Most kids of my generation did not wear bike helmets (or even shoes while racing around the neighborhood) and it wasn’t until the late 70s that Americans started routinely wearing seat belts.

But I think if parents can get their kids comfortable at a young age with wearing a bicycle helmet (and I realize how hard this is to enforce) the future of our children may be more safe.  I know I feel uncomfortable when I’m driving and I have to take off my seat belt even for a second.  It would be the same for kids and helmets if parents were vigilant and started this habit early on.  First with the tricycle, then the bike, scooters, etc…

A habit needs to be formed, and it can be established after repeating the activity for 2 to 4 weeks if consistent.  Hopefully, the helmet will make the child feel safe instead of the helmet being a discomfort or hindrance.
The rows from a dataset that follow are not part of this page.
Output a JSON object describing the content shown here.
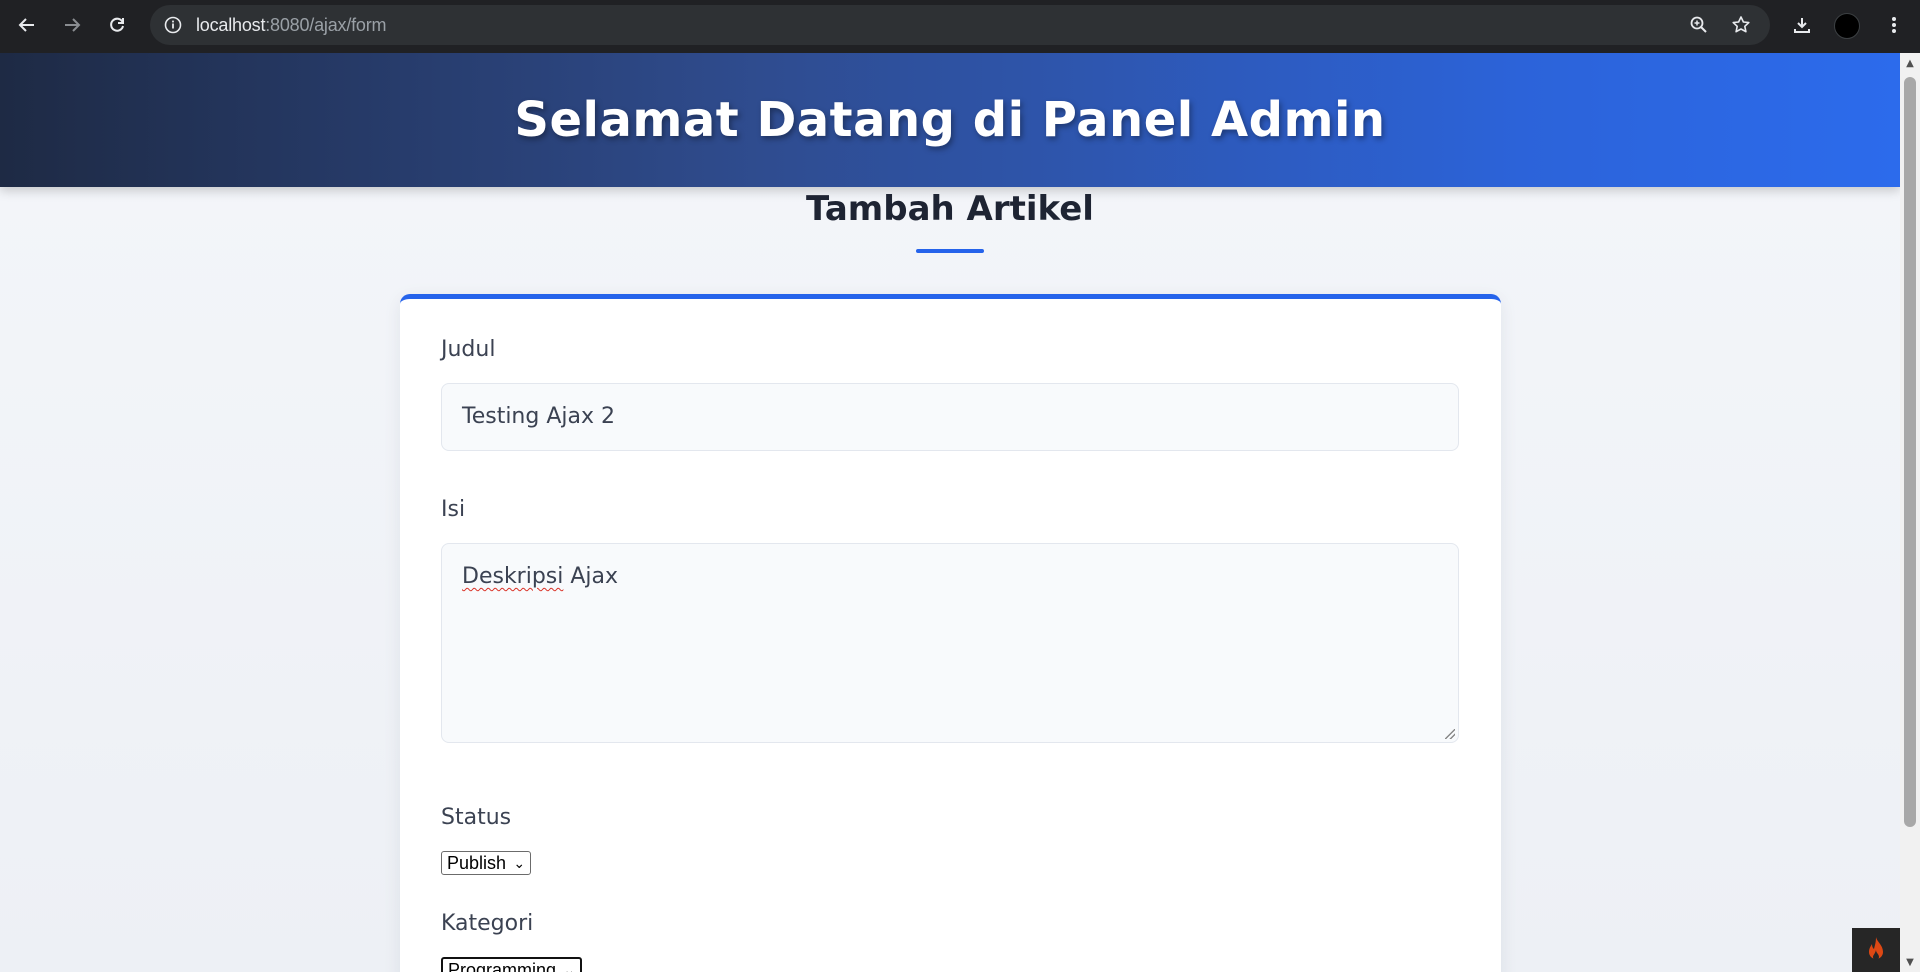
{
  "browser": {
    "url_host": "localhost",
    "url_path": ":8080/ajax/form",
    "icons": [
      "back-arrow-icon",
      "forward-arrow-icon",
      "reload-icon",
      "site-info-icon",
      "zoom-icon",
      "bookmark-star-icon",
      "download-icon",
      "profile-avatar",
      "more-menu-icon"
    ]
  },
  "header": {
    "title": "Selamat Datang di Panel Admin"
  },
  "page": {
    "section_title": "Tambah Artikel"
  },
  "form": {
    "judul_label": "Judul",
    "judul_value": "Testing Ajax 2",
    "isi_label": "Isi",
    "isi_word1": "Deskripsi",
    "isi_word2": " Ajax",
    "status_label": "Status",
    "status_value": "Publish",
    "kategori_label": "Kategori",
    "kategori_value": "Programming"
  },
  "colors": {
    "accent": "#2563eb",
    "header_start": "#1e2a44",
    "header_end": "#2c6bec",
    "debug_flame": "#dd4814"
  }
}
The first step in getting your child to start this practice is for parents to set a good example by wearing a bike helmet themselves.  Going on bike treks this summer with a helmet-wearing adult, shows children it is appropriate to wear them.  Also, if the child chooses their own helmet and decorates it with stickers, paint or whatever makes them feel happy, then the chance of the child wearing it when you aren’t around is higher!
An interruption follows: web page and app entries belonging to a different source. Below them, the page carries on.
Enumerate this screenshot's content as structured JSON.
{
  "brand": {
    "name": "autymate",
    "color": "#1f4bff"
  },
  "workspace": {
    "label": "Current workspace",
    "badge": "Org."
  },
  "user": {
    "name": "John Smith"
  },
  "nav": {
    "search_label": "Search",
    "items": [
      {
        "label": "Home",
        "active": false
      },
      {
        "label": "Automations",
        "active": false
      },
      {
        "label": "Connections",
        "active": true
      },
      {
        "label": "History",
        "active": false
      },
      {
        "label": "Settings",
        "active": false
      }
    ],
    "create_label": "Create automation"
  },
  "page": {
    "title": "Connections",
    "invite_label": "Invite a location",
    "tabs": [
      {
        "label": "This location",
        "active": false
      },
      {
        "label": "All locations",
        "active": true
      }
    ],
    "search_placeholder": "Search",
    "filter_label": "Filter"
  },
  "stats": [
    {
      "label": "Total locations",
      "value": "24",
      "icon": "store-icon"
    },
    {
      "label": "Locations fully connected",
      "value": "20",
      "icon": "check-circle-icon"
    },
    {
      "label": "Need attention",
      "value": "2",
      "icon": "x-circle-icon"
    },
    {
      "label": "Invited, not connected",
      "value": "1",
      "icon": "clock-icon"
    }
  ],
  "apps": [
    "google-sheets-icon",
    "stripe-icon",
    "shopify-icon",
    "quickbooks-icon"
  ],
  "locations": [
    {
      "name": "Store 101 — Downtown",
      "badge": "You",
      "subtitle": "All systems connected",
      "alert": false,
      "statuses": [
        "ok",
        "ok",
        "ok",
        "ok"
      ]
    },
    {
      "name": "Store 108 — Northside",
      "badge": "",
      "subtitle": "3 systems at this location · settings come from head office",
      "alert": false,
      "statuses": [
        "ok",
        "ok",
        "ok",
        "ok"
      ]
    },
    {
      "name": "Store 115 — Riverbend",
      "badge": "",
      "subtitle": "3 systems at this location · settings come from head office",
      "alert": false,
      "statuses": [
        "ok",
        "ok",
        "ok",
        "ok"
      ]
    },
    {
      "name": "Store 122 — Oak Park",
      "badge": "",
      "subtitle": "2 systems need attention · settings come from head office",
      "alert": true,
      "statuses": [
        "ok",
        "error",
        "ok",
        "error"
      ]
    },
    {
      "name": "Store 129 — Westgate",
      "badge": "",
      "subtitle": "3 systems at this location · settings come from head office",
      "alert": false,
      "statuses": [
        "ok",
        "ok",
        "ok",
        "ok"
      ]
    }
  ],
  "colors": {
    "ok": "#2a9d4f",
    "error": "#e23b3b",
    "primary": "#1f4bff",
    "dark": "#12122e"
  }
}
Good luck…it’s not an easy battle, but a fight worth fighting!!

© 2012, Hatton.  All rights reserved.

Large Trash Pick-up Day is Huge
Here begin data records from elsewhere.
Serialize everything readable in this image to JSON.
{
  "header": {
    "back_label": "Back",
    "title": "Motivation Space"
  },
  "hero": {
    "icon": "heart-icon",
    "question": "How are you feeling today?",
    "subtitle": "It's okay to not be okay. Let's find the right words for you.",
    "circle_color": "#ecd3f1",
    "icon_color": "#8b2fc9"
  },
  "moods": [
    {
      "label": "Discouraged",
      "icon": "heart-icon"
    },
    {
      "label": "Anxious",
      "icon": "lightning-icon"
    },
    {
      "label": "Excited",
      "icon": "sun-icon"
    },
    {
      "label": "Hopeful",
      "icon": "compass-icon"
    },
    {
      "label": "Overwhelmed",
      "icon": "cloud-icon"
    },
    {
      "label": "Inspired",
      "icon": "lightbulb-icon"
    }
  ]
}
The Kansas City Star news

STACEY HATTON COMMENTARY

Now that we’re starting summer, there’s so much to look forward to!

Family vacations pent up in crowded vehicles traveling coast to coast, relaxing poolside while gazing up occasionally to make sure your young children haven’t drowned, all-day spouse golf outings to which you are not invited, and according to many acquaintances, the best day of the summer: large trash pick-up day!

I actually enjoy watching how some people’s eyes light up at the mention of this sacred day. Some treat it as a national holiday and get the whole family involved, while others have cute family names for the big day.

If you have experienced this event, you realize there are two ways of looking at it. Either you are the Type A Personality who relishes getting the family on board to clean out the basement, attic, and/or garage and then place all tired items curbside or you are a (whispered) secret shopper.

Fess up. How many of you have been curbside boutiquing, Dumpster driving or nighttime free drive-buying? If you haven’t packed the family up in the minivan so you can have the fastest getaway with the prime goods, I’m sure you have seen or known someone who has.

My favorite shoppers are those who hook trailers to their old, banged-up trucks. Some even rent big flatbeds. These guys are professionals! And I must say watching a king-sized bed frame, a dishwasher and a hide-away couch traveling through the ’burbs at 2 mph cracks me up, unless I am late for a meeting and stuck in one of these crazy traffic jams.

My neighborhood association has the annual neighborhood garage sale extending over a few days and then the following day is large item pickup. Brilliant! Whoever came up with this idea should get a medal — and a wake-up call from me at 2 a.m. when the scavengers come out with floodlights that fill our bedroom like a scene from an alien movie.

To avoid this annoying late light show, I have vowed, “No more garage sales. Ever!” No curb dumping the remnants of a sale that was so bad no one wanted the junk I didn’t want. I’m also hoping to slow down the night traffic on my street a bit — doubtful, but a gal can wish.

However, I must admit I am not against cleaning house to find the more simple way of life. And in the past on large trash pick-up day, in certain neighborhoods I might have been known to slow down and stretch my neck to assess the curbware. And perhaps on a rare occasion, I may have circled the block for a second look. Is that so wrong? After all, to quote Gandhi (or maybe it was The Beatles), “One man’s rubbish is another man’s load of junk for next year’s event.”

Leawood has tastefully changed its event name from “Haul off my Junk Day” to “Large Item Recirculation Day.” If only we were all so classy.

Stacey Hatton is a pediatric nurse and freelance writer. You can find her blog at http://nursemommylaughs.com.

Posted on Tue, Jun. 01, 2010 10:15 PM